▶ [Aim of the exercise]: Each line of the data below that carries the word "selected" needs to be copied.

▶ [Records to process]:

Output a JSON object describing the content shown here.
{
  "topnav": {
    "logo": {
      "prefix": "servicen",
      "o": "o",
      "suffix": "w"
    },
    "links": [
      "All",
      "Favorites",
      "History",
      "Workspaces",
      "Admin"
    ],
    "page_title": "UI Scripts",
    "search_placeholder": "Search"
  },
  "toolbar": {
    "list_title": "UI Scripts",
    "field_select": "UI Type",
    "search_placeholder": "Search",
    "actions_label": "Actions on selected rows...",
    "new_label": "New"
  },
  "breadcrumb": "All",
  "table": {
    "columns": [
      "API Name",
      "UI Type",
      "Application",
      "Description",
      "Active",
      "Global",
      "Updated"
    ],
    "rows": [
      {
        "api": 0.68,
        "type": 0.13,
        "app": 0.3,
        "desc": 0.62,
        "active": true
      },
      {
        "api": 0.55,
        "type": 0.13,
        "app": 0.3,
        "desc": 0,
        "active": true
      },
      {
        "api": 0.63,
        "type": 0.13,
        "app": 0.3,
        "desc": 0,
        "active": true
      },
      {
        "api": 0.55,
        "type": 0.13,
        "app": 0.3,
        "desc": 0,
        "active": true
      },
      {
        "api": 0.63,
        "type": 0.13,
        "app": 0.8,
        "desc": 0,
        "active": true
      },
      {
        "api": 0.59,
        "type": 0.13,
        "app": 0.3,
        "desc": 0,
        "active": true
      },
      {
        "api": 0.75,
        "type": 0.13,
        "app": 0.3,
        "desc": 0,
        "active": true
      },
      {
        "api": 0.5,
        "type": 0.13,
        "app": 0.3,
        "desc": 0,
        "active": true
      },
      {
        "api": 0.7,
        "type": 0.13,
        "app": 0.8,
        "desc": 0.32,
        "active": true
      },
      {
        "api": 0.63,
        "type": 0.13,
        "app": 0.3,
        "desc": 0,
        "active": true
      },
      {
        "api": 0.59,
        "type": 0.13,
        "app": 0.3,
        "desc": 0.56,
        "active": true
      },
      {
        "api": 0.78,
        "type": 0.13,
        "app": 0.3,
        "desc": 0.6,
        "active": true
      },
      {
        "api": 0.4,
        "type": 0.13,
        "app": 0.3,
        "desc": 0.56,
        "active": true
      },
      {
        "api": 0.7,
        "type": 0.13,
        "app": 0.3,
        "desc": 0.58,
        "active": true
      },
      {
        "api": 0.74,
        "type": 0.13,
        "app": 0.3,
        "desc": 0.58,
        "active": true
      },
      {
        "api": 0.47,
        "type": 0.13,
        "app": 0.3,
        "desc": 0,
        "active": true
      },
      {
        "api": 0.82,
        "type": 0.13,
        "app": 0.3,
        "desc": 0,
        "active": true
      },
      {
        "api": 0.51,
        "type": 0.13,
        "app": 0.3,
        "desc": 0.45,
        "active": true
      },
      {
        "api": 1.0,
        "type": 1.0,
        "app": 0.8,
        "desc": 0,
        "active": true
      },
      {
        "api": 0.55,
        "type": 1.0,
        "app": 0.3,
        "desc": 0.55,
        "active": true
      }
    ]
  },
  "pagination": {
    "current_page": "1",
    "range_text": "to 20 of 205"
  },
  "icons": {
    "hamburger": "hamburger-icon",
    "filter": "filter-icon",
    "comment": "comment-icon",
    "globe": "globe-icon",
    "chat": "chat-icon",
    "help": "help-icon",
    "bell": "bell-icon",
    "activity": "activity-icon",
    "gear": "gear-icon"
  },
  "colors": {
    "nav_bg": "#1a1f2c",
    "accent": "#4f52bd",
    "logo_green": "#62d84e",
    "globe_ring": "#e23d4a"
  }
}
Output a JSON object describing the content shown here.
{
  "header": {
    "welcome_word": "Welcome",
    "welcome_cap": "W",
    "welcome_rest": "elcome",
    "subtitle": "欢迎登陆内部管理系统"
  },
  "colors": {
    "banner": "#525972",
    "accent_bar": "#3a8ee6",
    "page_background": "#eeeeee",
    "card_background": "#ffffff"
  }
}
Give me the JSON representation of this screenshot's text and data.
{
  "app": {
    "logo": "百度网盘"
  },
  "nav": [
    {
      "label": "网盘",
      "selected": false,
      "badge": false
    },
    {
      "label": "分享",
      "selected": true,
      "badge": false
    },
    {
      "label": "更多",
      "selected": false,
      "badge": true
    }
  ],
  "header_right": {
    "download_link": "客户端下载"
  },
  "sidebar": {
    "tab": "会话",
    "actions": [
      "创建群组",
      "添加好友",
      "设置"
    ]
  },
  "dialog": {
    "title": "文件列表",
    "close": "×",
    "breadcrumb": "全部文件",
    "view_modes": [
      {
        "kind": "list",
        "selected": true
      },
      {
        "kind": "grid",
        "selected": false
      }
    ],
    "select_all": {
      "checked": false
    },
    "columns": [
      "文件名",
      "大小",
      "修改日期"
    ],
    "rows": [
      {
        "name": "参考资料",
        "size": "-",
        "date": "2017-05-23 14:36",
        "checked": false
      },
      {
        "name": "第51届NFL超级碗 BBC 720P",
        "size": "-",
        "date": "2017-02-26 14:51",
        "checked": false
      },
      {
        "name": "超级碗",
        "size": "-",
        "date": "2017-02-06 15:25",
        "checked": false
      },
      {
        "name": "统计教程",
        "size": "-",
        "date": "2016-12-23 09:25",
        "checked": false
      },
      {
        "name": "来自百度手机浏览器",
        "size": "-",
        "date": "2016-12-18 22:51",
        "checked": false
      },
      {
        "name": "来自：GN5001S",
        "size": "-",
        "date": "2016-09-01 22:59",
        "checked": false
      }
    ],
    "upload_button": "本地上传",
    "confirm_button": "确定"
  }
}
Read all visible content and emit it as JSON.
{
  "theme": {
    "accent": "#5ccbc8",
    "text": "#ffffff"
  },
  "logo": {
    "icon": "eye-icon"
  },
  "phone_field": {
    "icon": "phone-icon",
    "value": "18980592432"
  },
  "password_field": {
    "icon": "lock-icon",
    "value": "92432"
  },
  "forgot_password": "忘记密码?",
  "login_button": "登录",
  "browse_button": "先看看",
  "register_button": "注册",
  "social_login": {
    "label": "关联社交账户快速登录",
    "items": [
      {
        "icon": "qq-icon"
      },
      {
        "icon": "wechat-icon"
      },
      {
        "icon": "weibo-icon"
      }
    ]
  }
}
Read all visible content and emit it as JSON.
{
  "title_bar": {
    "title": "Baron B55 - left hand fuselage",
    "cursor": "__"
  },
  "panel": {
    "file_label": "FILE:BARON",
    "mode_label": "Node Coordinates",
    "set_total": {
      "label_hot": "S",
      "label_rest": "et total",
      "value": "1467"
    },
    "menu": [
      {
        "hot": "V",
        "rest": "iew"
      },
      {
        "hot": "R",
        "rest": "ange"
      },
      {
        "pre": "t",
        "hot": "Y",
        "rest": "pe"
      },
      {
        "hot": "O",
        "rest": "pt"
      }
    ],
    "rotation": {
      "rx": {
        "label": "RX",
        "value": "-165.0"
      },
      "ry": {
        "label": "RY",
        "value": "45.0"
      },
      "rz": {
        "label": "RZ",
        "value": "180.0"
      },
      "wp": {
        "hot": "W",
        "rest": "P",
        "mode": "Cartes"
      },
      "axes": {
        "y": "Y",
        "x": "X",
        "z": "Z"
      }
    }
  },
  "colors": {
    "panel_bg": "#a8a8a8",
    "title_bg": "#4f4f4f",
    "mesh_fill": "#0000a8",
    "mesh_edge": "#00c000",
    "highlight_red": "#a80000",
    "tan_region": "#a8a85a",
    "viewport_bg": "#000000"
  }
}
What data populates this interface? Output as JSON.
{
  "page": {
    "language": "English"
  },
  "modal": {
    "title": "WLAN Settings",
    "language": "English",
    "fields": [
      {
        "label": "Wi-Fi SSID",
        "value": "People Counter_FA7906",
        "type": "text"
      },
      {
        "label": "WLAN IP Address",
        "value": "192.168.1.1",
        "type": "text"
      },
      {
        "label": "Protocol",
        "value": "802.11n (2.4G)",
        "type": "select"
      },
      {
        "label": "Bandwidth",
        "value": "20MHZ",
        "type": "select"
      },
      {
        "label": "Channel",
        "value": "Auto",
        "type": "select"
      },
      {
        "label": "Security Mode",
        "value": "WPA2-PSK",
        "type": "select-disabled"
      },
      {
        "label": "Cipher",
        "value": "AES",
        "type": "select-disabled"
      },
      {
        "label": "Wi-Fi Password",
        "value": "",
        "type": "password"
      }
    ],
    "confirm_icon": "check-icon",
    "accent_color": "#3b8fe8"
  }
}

▶ [Answer section]:
    "actions_label": "Actions on selected rows...",
      "selected": false,
      "selected": true,
      "selected": false,
        "selected": true
        "selected": false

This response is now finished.